◆ **EXERCISE BRIEF**
Reply with one number: the count of lines in the data that hold the string "content".

◆ **SUPPLIED ENTRIES**
☆ ☆ ☆
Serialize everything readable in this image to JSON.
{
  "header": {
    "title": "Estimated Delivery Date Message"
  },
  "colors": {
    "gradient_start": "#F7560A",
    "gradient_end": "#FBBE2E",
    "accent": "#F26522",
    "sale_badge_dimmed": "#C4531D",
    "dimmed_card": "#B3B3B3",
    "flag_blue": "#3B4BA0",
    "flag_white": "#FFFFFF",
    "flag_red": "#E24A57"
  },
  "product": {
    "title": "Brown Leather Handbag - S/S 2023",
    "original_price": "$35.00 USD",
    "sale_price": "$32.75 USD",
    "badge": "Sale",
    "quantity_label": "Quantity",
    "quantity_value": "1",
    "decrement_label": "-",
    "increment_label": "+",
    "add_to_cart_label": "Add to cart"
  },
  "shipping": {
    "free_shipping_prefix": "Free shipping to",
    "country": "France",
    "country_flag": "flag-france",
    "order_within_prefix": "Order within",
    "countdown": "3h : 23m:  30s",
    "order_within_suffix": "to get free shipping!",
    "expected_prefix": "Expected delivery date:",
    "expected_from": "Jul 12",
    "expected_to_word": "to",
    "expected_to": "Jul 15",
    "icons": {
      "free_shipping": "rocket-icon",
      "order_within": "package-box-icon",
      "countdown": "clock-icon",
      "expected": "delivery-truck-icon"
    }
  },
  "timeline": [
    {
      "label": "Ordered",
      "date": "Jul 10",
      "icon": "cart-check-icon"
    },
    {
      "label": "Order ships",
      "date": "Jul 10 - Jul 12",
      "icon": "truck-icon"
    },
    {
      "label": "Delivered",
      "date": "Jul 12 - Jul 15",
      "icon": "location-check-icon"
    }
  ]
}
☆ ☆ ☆
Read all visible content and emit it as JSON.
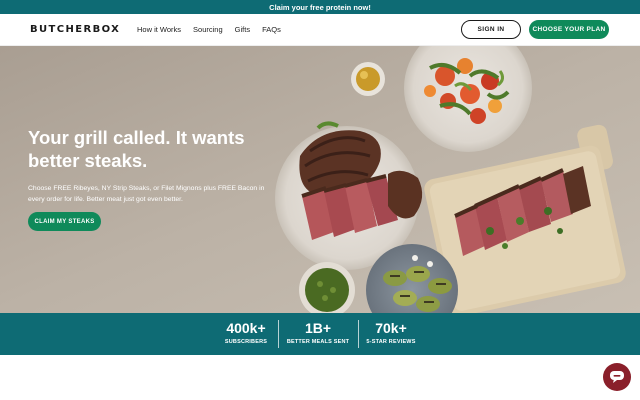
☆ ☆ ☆
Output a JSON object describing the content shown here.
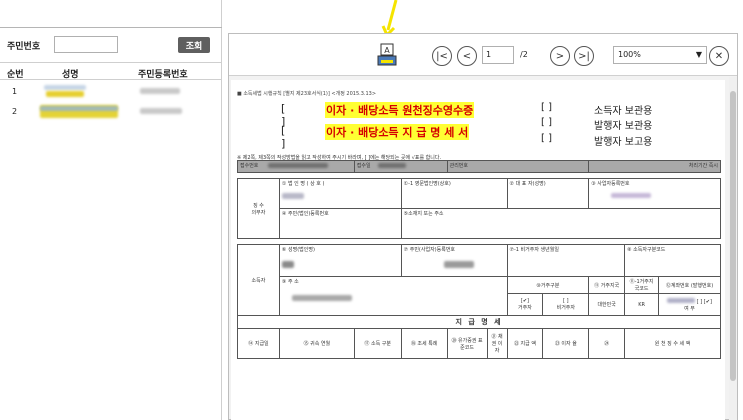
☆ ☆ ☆
◆ **FINISHED TASK**
2